The decision of the district court is
The Honorable William J. Campbell, Senior District Judge of the United States District Court for the Northern District of Illinois, is sitting by designation
All references are to the Bankruptcy Act of 1898, as amended, 11 U.S.C. § 1 et seq. That Act has since been superceded by the Bankruptcy Code of 1978, 11 U.S.C.A. § 1 et seq. (West 1979). The older act controls because this case was commenced prior to October 1, 1979, the new Code's effective date. Pub.L.No.95-598, § 403(a), 92 Stat. 2549, 2683 (1979)
United States of America v. Dennis L. Roberts, a/k/a Jack Rodine, a/k/a Rodine, a/k/a Floyd Highstrom, No. 77 CR 53, judgment order (N.D.Ill. July 15, 1977)
Appellant cites several old Illinois cases holding that the receiver takes no better title to property than the person subject to the receivership. E. g. Hunt v. Green, 271 Ill.App. 228, 234 (1933); Nartzik v. Ehman, 191 Ill.App. 71, 83 (1914); In re Burgh, 7 F.Supp. 184, 187 (N.D.Ill.1933). These cases do not apply to a receivership under the Illinois Consumer Fraud Act, since the Act gives the receiver powers in addition to what he had at common law

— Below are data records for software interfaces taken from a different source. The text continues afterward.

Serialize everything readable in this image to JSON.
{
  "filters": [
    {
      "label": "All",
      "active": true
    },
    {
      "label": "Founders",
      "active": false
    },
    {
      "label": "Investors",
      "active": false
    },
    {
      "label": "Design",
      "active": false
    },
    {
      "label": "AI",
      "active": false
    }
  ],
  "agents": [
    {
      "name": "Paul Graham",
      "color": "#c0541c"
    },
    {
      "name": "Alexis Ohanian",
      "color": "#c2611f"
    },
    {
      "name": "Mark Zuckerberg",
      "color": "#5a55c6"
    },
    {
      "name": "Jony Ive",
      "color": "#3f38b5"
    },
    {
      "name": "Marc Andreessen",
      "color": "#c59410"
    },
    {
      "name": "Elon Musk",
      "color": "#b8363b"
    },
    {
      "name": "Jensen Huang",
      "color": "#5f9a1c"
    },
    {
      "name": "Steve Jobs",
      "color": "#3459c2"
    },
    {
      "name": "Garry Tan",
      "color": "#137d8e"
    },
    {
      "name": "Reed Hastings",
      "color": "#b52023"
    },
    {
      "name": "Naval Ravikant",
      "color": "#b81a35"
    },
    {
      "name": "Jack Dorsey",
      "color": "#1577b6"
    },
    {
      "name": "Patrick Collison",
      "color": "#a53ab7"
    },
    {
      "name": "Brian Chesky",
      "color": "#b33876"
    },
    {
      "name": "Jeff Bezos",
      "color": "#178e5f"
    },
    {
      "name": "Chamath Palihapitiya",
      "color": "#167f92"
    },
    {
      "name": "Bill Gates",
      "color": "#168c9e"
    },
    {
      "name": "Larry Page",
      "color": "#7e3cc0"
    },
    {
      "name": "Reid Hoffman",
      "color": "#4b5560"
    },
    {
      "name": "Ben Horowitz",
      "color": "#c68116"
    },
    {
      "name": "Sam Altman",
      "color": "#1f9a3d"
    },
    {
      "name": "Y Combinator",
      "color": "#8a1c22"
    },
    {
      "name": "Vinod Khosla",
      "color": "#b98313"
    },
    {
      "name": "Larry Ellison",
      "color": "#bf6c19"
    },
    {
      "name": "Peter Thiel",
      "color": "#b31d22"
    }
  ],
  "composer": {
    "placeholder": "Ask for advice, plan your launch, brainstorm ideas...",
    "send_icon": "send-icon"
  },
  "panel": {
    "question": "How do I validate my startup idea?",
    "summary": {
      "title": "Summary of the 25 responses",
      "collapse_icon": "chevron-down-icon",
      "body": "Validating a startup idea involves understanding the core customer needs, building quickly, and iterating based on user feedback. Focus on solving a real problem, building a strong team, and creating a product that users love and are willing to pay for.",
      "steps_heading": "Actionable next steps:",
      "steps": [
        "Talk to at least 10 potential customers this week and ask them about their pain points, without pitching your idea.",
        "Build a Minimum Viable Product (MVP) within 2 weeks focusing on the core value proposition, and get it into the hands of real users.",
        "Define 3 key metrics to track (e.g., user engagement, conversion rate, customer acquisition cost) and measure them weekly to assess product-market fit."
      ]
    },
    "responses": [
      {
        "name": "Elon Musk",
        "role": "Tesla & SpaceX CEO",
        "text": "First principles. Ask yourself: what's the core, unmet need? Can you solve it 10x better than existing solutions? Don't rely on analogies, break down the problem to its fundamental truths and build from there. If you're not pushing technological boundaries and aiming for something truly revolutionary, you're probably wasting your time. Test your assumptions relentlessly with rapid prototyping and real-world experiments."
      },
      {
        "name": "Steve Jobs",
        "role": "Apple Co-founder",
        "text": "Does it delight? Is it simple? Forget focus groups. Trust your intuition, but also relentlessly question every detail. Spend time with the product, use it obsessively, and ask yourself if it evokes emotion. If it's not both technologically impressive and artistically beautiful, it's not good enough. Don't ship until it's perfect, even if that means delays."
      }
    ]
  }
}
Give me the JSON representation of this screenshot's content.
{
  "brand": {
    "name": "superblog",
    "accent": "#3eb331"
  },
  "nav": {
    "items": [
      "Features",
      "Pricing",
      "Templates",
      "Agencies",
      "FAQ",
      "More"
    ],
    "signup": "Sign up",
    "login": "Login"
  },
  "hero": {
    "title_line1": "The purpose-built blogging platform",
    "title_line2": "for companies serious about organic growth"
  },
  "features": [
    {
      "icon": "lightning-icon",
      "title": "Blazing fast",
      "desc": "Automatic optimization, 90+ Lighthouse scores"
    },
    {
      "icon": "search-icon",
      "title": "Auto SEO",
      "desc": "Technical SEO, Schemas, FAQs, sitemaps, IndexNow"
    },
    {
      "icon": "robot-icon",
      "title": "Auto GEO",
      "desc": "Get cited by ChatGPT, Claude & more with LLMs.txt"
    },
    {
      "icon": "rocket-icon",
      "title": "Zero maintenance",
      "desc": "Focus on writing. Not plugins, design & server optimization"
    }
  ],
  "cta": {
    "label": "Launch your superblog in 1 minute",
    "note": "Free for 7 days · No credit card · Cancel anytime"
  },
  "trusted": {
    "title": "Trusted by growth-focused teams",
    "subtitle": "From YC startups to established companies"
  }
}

Also inapplicable here is Morris Plan Industrial Bank of New York v. Schorn, 135 F.2d 538 (2d Cir. 1943). There the bankrupt was denied discharge because she did not account for funds embezzled from her employer. 11 U.S.C. § 32(c) (7). The owner in Morris Plan, therefore, intervened at a much later stage of bankruptcy proceedings. As the court pointed out, it did not matter "whether or not the Simmons Company (the owner) would attempt to, or could, trace the specific funds and reclaim them from the bankrupt estate." Id. at 540. Rather, the case turned on the bankrupt's independent duty to account for any "deficiency of assets to meet his liabilities," 11 U.S.C. § 32(c)(7), including converted funds. Here, however, that duty is not involved because the representative of the true owners now possesses the funds.
The rule of Knatchbull v. Hallett, L.R. 13 Ch.D. 696, followed in National Bank v. Insurance Co., 104 U.S. 54, 68, 26 L.Ed. 693 (1881)
Ponzi had defrauded millions of dollars from thousands of persons by promising them $150 in 90 days for every $100 lent to him. He claimed to be investing the money in international postal money coupons; in fact, he was merely paying off earlier lenders with later lenders' money, chainletter fashion. When news broke of the scheme, many investors called in their "loans" at face value
Ill.Rev.Stat. ch. 1211/2, § 268 provides in part:
When a receiver is appointed by the court pursuant to this Act, he shall have the power to sue for, collect, receive and take into his possession all the goods and chattels, rights and credits, moneys and effects, lands and tenements, books, records, documents, papers, choses in action, bills, notes and property of every description, derived by means of any practice declared to be illegal and prohibited by this Act, including property with which such property has been mingled if it cannot be identified in kind because of such commingling, and to sell, convey, and assign the same and hold and dispose of the proceeds thereof under the direction of the court. Any person who has suffered damages as a result of the use or employment of any unlawful practices and submits proof to the satisfaction of the court that he has in fact been damaged, may participate with general creditors in the distribution of the assets to the extent he had sustained out-of-pocket losses.
Cunningham held that the investors who received refunds prior to the date of the bankruptcy petition had to turn over their money to the bankruptcy trustee and file claims as general creditors
Buttrey involved a double fraud: the defendant allegedly defrauded the bankrupt, who in turn was defrauding its customers. The trustee there sought to set aside the money transferred by the bankrupt to the defendant under section 70(e) of the Bankruptcy Act, 11 U.S.C. § 110(e)